What is W-Sitting?
W-sitting occurs when a child is seated with their bottom on the floor, their knees bent. And toes turned outwards, away from their body. When a parent and/or caregiver stands over a child seated in this position. They will appear to be making a “W” with their legs. Children typically move in and out of this position when playing on the floor throughout the day for short periods of time. Kids tend to choose this position because it offers them a stable base of support to utilize their hands-free while playing.
Why is W-sitting harmful?
Unfortunately, W-sitting can lead to some serious problems with the overall development of a child. If it is utilized for long periods of time or if it is their chosen position. W-sitting can cause deficits such as limited flexibility of legs, trunk control, hip dislocation. And reaching across midline with both arms. Children who have low muscle tone, hypermobile joints, as well as poor balance and/or core strength. Normally choose this position for extended periods of time. An example of how prolonged W-sitting can cause a long-lasting, negative impact. Is by decreasing the amount of trunk rotation a child utilizes. Reaching across the body plays a major role in hand dominance.
How can W-sitting be fixed?
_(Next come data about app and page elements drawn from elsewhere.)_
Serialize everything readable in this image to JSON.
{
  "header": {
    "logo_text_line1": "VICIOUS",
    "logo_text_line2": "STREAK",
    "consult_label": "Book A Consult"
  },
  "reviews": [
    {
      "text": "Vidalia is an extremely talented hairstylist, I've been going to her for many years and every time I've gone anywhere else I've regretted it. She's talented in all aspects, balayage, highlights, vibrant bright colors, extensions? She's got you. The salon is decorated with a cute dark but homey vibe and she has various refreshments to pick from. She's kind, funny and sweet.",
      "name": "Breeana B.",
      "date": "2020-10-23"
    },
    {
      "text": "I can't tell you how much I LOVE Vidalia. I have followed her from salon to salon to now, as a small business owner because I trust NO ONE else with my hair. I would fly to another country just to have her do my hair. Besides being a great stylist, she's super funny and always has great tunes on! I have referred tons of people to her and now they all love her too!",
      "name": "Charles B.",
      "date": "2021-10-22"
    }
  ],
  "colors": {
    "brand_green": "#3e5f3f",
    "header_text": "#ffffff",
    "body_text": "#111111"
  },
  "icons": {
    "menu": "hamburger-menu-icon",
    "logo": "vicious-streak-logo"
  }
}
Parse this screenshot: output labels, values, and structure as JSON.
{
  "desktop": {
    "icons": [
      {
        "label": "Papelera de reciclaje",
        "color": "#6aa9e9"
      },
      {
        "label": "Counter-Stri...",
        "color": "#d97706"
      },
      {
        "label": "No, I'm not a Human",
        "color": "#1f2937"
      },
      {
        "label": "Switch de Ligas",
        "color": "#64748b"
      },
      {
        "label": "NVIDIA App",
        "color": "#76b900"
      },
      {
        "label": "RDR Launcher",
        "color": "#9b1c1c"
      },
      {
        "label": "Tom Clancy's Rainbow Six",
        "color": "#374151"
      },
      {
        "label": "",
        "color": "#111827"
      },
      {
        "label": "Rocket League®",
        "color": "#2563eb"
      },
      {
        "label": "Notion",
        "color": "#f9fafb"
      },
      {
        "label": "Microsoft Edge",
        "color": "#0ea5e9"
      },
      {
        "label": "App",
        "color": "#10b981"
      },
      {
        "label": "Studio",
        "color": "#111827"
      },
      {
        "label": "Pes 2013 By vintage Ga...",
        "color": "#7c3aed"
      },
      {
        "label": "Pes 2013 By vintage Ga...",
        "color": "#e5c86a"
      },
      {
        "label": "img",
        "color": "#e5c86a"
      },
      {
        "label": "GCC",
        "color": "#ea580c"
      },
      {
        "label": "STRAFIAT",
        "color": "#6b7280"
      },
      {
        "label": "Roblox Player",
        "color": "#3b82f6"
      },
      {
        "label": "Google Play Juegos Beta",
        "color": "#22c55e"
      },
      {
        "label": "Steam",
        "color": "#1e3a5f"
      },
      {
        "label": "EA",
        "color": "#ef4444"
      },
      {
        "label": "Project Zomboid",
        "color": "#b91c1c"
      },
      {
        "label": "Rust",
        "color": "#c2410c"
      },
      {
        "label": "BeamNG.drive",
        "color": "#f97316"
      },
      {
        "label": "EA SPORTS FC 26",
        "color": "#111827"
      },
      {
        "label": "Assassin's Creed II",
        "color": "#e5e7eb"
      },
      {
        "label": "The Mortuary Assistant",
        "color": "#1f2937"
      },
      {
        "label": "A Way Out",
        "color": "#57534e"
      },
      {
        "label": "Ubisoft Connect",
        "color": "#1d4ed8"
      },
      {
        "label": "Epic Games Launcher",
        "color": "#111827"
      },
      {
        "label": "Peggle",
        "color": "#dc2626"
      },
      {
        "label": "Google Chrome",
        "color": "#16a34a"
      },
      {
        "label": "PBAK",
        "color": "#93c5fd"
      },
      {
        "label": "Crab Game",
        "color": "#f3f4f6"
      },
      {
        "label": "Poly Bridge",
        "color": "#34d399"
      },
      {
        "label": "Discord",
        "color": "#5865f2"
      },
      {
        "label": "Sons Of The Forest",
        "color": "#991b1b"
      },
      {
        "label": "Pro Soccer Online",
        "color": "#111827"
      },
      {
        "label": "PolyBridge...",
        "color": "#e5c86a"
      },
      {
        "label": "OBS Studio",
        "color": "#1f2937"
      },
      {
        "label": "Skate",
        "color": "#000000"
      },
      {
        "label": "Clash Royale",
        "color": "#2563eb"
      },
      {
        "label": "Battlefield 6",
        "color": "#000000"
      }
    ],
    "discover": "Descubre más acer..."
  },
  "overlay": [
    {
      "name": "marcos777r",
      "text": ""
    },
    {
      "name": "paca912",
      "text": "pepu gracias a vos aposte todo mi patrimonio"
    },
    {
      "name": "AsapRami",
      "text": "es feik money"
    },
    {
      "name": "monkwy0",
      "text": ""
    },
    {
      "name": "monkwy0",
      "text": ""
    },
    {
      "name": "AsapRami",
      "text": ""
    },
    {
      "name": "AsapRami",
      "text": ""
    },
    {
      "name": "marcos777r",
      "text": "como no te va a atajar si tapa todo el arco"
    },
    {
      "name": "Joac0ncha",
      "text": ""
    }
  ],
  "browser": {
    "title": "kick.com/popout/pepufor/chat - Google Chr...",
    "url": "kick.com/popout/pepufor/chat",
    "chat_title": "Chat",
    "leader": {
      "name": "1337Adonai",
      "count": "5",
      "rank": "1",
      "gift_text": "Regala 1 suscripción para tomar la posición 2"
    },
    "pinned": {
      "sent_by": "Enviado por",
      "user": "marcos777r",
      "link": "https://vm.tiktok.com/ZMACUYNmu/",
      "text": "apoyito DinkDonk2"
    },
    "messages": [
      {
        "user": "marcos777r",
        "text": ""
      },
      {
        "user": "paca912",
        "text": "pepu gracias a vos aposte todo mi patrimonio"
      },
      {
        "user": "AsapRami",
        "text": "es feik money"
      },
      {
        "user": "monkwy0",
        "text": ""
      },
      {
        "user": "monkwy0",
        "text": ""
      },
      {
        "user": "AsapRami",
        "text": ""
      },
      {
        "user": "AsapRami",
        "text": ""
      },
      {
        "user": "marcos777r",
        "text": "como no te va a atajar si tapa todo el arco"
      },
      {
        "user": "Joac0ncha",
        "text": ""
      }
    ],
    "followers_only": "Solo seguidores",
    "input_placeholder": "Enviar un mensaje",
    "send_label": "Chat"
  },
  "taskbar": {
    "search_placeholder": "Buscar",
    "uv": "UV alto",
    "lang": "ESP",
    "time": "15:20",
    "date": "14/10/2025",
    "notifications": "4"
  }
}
The most important tool that a parent or caregiver can use to avoid W-sitting is prevention. Parents and/or caregivers are highly encouraged to watch out for W-sitting and encourage children to avoid it as early as possible in order to avoid this hard-to-break habit. Good cues to give to children to avoid W-sitting are to sit in the criss-cross position or to sit with their feet out in front of them with their knees straight. If a child is having a tough time avoiding W-sitting or refusing to utilize any other position when seated on the floor, they should be encouraged to sit in a chair or at a table rather than the floor to avoid the position. If a parent and/or caregiver have any concerns or questions they should seek out advice from a licensed, pediatric occupational, or physical therapist.